After an intense and emotional debate this week, members of the Maryland House of Delegates approved a bill that would allow certain terminally ill patients to obtain medication they could take to end their lives.
The vote Thursday was 74-66.
Medically assisted suicide has been debated in America for decades, with Oregon the first state to legalize the practice in 1994.
It’s taken longer for the concept to gain traction in Maryland, where bills were defeated three times previously.
What does the bill do?
Maryland’s “End of Life Options Act” sets out a process for patients to request and obtain life-ending drugs.
The patient must:
» Be at least 18 years old and a Maryland resident.
» Have a terminal illness with a prognosis of less than six months to live.
» Be able to take the medicine themselves.
» Request a prescription at least three times, including once in writing with two witnesses and at least once in private with a doctor.

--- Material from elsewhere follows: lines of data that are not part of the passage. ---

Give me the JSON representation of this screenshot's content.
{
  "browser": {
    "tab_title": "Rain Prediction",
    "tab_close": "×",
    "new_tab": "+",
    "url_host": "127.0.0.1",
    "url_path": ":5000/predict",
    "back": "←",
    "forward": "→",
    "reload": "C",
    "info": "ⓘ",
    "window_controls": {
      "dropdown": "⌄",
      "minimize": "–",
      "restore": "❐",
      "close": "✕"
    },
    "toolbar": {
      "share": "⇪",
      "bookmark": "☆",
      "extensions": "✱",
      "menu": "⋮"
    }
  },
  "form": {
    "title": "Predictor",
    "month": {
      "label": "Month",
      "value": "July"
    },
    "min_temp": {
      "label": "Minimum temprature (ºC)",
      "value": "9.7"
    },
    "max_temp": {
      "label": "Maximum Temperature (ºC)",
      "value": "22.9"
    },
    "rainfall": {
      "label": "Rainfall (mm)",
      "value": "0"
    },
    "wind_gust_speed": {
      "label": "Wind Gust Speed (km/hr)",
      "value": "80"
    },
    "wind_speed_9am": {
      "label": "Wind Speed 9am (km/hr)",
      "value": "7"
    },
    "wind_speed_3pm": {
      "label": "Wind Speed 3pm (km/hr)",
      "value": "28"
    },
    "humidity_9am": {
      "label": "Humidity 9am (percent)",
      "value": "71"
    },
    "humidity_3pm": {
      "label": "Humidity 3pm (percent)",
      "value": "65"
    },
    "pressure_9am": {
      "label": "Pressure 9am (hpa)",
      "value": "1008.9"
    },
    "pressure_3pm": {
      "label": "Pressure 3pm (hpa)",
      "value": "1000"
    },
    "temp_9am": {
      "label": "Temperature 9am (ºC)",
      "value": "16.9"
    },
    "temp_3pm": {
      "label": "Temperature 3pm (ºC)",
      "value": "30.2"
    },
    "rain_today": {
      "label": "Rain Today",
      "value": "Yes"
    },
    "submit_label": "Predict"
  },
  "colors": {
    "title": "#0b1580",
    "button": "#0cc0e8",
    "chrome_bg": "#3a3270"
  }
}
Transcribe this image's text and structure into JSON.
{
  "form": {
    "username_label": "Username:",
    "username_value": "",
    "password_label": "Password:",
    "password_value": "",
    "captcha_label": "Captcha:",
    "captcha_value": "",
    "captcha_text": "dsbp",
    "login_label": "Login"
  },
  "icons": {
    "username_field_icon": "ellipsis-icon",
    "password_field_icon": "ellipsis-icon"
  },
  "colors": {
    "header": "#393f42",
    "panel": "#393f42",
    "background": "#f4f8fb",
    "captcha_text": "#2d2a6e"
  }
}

Participating doctors must verify that the person is not being coerced. The doctors also would have to bring in a consulting physician to confirm the patient’s prognosis.
Patients who are in the process could change their minds at any time.
Doctors wouldn’t be required to prescribe the drugs to any patient, although the law would require them to transfer a patient to another doctor at the patient’s request.
Why did lawmakers support the bill?
Delegates who voted for the bill said they felt it was appropriate to give Marylanders an option to stop suffering at the ends of their lives.
They believe the bill has enough safeguards against patients being persuaded by loved ones to request the prescription.
Public opinion favors medically assisted suicide. A Goucher College poll earlier this year found 62 percent support from Marylanders.
Officials with Compassion & Choices, a nonprofit organization that advocates for this type of legislation, say opinions are shifting in favor of the practice, especially among baby boomers who have dealt with the deaths of their parents and are now facing their own mortality.
In Maryland, one reason for the new interest in the bill may be an influx of new lawmakers and new leaders in the General Assembly following November’s elections.
Why are some opposed to this bill?
Opponents raised concerns that passing the bill may lead to a “slippery slope” of expanding who is eligible to request the fatal prescriptions.
Others feel there aren’t enough safeguards to protect patients from being manipulated into asking for the drugs.
Some lawmakers objected on religious grounds, saying it’s not appropriate to end anyone’s life early because that’s a matter for God to decide.
The Catholic Church, in particular, has worked to oppose the bill in Maryland.
Which other states allow this?
There are laws allowing medically assisted suicide in the District of Columbia and six states: California, Colorado, Hawaii, Oregon, Vermont and Washington state.
Montana allows the practice under a state court decision.
Another 17 states are considering bills this year, according to state legislative analysts.
Who are Pip Moyer and Dick Israel?
The full name of the bill honors of two deceased political figures in Annapolis: Richard “Dick” Israel and Roger “Pip” Moyer.
Israel worked for years as a lawyer who provided legal advice to state lawmakers, and he was an alderman on the Annapolis City Council. He was respected for his keen intelligence and beloved for his old-fashioned touches, such as using fountain pens and addressing people with formal titles.
Moyer was mayor of Annapolis in the 1960s and is credited with calming the city following the assassination of the Rev. Martin Luther King Jr. in 1968. Moyer, who was white, teamed up with African-American activist Joseph “Zastrow” Simms to walk the city’s neighborhoods and keep the peace.
The House version of the bill moves to the state Senate, which also has its own version.
Sen. Will Smith, who is sponsoring that bill, said the House approval gives the issue momentum in the Senate.
The bill is currently before the Senate Judicial Proceedings Committee.
If the House and Senate pass the same version of the bill, it would go to Gov. Larry Hogan for consideration. Hogan could sign the bill into law, allow it to become law without his signature, or veto it. A veto can be overridden by a vote of at least three-fifths of each chamber’s members.
Hogan has said he is undecided on the bill, saying it’s “one that I really wrestle with from a personal basis.”